> **INSTRUCTIONS TO FOLLOW**: Find the lines holding the string "search" in the data, then copy all of them.
*** Block opens ***
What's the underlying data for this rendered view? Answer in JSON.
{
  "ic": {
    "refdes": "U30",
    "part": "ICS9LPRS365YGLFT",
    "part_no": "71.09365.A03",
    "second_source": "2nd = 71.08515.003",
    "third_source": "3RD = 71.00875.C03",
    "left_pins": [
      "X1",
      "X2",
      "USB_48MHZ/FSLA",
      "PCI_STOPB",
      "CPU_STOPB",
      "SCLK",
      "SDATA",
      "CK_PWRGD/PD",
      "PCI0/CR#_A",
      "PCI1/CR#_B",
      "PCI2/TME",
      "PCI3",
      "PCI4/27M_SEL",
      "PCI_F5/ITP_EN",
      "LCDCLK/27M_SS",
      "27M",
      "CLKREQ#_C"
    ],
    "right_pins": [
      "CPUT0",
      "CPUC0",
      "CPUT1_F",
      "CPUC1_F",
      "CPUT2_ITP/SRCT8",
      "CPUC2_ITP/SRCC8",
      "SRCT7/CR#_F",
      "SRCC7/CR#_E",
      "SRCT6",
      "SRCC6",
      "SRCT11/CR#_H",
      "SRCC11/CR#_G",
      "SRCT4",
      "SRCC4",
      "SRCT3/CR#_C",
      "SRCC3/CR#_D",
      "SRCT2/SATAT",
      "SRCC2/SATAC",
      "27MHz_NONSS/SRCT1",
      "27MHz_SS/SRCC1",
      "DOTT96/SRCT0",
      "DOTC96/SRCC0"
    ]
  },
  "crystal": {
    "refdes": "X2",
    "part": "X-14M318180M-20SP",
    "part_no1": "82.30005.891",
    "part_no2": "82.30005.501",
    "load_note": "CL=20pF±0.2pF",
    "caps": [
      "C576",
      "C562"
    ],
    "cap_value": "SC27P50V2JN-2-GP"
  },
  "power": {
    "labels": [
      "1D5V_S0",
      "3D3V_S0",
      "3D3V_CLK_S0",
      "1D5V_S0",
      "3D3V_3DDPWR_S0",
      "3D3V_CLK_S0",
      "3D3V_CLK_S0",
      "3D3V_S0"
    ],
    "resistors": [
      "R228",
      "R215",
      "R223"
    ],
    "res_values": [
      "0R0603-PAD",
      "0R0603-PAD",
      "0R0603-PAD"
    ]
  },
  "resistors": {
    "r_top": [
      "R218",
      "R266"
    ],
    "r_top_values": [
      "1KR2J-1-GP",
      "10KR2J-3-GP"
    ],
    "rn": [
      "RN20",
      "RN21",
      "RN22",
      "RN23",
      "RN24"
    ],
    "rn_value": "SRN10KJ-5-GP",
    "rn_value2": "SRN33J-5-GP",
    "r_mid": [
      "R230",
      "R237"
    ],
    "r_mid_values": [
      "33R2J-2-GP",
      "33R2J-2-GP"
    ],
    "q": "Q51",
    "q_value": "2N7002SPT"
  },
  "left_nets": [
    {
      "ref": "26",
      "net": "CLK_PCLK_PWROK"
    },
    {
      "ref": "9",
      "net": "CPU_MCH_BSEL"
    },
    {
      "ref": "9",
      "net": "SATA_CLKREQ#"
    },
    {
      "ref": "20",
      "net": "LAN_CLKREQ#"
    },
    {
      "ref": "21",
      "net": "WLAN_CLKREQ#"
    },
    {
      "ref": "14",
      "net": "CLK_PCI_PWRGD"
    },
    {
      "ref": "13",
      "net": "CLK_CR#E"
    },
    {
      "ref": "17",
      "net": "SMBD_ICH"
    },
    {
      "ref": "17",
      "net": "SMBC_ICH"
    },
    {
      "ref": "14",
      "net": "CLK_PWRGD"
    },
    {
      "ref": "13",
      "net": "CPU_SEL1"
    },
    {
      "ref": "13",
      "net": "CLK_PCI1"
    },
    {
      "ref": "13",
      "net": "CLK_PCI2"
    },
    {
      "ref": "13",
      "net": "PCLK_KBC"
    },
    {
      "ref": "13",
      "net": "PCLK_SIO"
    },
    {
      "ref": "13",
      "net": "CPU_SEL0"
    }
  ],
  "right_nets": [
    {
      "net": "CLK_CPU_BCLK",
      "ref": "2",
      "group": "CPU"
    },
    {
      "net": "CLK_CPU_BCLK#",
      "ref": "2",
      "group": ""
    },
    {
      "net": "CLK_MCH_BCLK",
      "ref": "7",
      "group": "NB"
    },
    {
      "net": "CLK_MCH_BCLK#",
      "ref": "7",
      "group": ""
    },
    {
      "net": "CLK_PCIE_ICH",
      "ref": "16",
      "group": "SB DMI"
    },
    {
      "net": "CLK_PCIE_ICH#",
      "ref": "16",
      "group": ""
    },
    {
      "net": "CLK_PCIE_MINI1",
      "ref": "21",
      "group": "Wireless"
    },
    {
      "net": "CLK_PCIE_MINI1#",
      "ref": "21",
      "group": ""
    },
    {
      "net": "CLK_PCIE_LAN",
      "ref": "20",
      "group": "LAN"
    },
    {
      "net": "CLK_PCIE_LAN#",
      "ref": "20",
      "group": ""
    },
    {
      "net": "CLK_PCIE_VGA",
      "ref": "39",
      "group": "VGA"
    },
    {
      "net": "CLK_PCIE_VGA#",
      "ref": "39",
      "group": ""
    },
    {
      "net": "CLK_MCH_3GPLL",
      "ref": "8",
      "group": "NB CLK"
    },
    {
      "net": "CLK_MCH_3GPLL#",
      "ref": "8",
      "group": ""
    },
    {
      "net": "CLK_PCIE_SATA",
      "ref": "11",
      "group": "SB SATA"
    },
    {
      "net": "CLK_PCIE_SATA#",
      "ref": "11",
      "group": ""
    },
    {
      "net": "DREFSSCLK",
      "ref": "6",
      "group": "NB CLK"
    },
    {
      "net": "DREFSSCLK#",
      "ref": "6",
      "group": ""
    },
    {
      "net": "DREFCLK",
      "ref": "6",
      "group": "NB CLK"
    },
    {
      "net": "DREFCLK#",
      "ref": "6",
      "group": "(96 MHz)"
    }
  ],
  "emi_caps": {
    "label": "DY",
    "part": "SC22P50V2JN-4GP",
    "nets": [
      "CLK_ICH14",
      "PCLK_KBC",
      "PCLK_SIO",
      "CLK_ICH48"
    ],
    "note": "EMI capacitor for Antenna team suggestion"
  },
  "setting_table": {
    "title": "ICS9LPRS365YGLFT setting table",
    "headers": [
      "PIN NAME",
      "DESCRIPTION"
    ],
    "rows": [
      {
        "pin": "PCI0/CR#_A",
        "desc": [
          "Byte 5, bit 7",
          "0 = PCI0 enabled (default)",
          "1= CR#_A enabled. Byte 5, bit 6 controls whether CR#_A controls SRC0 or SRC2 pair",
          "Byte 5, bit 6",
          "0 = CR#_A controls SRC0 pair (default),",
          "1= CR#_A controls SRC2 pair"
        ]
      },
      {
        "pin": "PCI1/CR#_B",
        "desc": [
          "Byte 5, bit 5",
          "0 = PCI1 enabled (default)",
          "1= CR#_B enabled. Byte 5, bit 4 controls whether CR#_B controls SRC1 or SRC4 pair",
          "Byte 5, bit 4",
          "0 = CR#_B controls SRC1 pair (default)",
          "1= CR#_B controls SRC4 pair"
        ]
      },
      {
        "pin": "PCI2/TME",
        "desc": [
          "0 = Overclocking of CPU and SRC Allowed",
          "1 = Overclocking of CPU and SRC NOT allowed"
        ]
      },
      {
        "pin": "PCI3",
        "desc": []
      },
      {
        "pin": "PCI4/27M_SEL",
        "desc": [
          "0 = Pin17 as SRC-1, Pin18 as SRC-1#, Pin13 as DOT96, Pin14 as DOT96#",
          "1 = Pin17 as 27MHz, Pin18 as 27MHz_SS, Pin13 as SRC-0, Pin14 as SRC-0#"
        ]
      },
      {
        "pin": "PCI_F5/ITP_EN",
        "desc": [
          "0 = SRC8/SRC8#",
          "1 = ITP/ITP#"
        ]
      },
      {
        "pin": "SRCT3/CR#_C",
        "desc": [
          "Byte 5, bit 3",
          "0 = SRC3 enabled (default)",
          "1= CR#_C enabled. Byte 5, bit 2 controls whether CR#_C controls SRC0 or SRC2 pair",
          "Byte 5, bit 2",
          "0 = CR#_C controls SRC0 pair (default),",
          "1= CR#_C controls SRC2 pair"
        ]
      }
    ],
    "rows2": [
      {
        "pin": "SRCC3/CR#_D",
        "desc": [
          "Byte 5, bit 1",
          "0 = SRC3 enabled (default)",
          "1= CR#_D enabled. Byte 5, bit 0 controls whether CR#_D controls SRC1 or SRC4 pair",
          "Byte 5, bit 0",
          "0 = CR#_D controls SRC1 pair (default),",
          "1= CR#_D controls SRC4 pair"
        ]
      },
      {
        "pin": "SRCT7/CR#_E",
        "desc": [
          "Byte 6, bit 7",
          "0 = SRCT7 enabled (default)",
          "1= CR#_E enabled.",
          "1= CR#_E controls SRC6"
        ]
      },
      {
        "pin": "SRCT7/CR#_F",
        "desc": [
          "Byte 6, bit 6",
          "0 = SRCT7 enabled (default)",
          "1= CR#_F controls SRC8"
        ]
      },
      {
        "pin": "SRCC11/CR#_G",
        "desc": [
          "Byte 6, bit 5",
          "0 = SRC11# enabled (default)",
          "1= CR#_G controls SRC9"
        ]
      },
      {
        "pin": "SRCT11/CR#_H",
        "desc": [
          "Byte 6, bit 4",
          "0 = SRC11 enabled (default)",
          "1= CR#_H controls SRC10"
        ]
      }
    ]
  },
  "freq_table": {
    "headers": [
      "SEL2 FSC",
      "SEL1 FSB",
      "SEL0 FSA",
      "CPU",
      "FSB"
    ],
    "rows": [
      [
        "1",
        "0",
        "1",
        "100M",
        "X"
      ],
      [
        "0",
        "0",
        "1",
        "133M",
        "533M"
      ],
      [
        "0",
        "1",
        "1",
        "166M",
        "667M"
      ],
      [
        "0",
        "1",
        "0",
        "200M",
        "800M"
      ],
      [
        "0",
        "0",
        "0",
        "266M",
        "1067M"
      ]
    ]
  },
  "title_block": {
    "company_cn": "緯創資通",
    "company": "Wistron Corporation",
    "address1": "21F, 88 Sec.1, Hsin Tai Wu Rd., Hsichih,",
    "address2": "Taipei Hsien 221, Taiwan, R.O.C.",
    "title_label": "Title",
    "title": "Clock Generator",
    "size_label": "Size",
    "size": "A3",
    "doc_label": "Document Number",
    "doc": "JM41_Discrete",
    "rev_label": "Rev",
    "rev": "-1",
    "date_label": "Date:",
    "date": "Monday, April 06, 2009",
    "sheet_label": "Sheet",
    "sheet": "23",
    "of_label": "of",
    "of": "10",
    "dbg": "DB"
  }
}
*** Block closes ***
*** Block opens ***
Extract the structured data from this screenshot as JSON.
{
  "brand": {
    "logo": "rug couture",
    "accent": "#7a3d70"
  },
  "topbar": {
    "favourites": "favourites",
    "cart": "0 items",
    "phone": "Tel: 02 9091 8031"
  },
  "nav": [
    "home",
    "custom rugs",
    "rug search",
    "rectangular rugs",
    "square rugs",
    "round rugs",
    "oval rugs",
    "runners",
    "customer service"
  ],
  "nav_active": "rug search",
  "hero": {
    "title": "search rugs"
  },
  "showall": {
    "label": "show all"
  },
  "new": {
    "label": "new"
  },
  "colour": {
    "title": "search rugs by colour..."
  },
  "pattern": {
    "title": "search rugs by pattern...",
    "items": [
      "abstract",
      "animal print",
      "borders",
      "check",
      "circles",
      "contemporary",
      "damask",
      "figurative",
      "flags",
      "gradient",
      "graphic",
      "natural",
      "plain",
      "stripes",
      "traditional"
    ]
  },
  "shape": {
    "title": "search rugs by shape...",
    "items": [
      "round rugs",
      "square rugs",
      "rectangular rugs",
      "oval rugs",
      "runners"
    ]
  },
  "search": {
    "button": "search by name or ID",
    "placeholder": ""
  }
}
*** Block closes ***
> **TASK ANSWER**:
    "rug search",
  "nav_active": "rug search",
    "title": "search rugs"
    "title": "search rugs by colour..."
    "title": "search rugs by pattern...",
    "title": "search rugs by shape...",
  "search": {
    "button": "search by name or ID",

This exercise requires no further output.